The team would play regularly at Stirling Park hosting their own exhibition style games which was known as barnstorming. This was a known practice in the early 1900s where performers would travel to different cities to entertain the local crowds. The All-Stars were noticed by a local business man, Archie Stirling, who was impressed with their level of play. So much so, he petitioned the team to become part of the Ontario Baseball Amateur Association (OBAA), giving them the opportunity to compete against other white teams across the city and neighbouring towns.

The Chatham All-Stars quickly became the hometown favourite and their popularity grew due to the local newspaper reporters who enjoyed watching them play. They became like the Harlem Globetrotters of baseball at the time and being the only Black team in the league, they became known for their stylish and gritty style of play. Not only were they dedicated to the sport of baseball, they were dedicated to representing the values of the larger Black Chatham community which embodied hard work, dedication and respect.

In 1934 during their second year in the OBAA, they won the provincial championship and became the first All Black team to win. In the championship game, they absolutely dusted the Penetang Shipbuilders 13-7, to establish themselves as a dominant group of baseball players who knew how to play ball.

With their popularity and winning mentality, showed the larger Baseball community that there is room for more Black people in sports outside of the single players chosen to break the color barrier. Not only that, the players represented a deeper connection to the Black communities and its goal to properly integrate into the larger society. For example,  The Harding family had 4 brothers who played on the team who made history in other ways. Players like Wilfred "Boomer' Harding who was known for commanding respect on and off the field became the first Black playe rto play in the International Hockey League. Not only that, he became the first Black Postman in Chatham after serving in the war!

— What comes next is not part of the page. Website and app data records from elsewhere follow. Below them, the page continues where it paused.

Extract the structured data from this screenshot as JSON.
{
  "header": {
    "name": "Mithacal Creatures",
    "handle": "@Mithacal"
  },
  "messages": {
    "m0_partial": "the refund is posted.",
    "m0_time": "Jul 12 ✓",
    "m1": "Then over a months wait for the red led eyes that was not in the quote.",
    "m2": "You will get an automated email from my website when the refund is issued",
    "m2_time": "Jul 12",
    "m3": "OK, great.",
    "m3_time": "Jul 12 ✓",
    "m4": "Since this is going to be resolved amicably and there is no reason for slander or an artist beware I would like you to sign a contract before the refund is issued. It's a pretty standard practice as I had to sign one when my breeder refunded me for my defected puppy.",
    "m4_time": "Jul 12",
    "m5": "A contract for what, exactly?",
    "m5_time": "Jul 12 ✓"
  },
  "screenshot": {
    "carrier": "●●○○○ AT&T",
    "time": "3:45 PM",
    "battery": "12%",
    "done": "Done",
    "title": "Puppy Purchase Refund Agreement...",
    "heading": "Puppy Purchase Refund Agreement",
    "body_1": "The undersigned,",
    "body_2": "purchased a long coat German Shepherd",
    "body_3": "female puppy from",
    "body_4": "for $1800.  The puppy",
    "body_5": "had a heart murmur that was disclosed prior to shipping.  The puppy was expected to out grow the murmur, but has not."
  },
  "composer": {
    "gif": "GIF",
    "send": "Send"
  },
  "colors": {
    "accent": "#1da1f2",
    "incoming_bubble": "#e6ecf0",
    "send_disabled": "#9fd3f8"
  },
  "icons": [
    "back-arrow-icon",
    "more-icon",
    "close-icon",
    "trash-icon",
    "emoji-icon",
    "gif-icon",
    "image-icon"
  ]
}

Another notable player was Earl "Flat" Chase from Buxton, Ontario who was a power hitter who set records for home runs across Southern Ontario. The full 1934 roster deserves credit:

Earl "Flat" Chase (Windsor):
Andy Harding (Chatham): outfielder
Len Harding (Chatham): centre-fielder;
agasta Harding (Buxton):
Wilfred "Boomer" Harding (Chatham): 
Ferguson Jenkins Sr. (Windsor): 
Gouy Ladd (Chatham): outfielder
Cliff Olbey (Chatham): outfielder
Hyle Robbins (Buxton): outfielder
Stanton Robbins (Buxton): left-handed pitcher
Wellington "Willie" Shaugnosh (Walpole Island): pitcher
Don Tabron (Detroit): shortshop
Ross Talbot (Chatham): first-baseman
King Terrell (Chatham): third-baseman
Don Washington (Detroit): catcher


This team was ground-breaking and instrumental to the integration of sports in baseball and in North America. The Chatham All-Stars were playing against white teams and travel to teh US fo exhibition games well before Jackie Robinson made history in the MLB. Yet, this part of our colelctive Canadian and Baseball history has only just started to be uncovered. The reason it is so imporant is the generational legacy that remains at the forefront of the Chatham/Buxton/Windors and neighouring Detroit communties and their stories MUST BE SHARED!

Fortunately, more of their history is being preserved and uncovered by the familes of the original players, organizations like North Buxton Black Hihstorical Museum, and authors like Heidi Jacobs who recently published a book titled 1934: The Chatham Colored  All-Stars Barrier Breaking Year!

More recently, The All Stars are petitioning to be in the baseball hall of fame, are featured in MLB the Show game and OLG has partnered with the Chatham Community to showcase their story:


Our brand is become more focused on these types of stories so that we can provide a modern representation to preserve the Black historical contributions to sports in Canada and across the globe. We did this with our Africville Seasides & Truro Victorias Hockey Jersey, and now we have our commemorative Chatham All-Stars reversible jerseys because their story desrves much more credit to our collective Canadian history and sports culture. View our collection here and learn more about the Chatham Colored All Stars below!

Stay Clutch


Subscribe for Newsletter

The latest news, events and stories delivered right to your inbox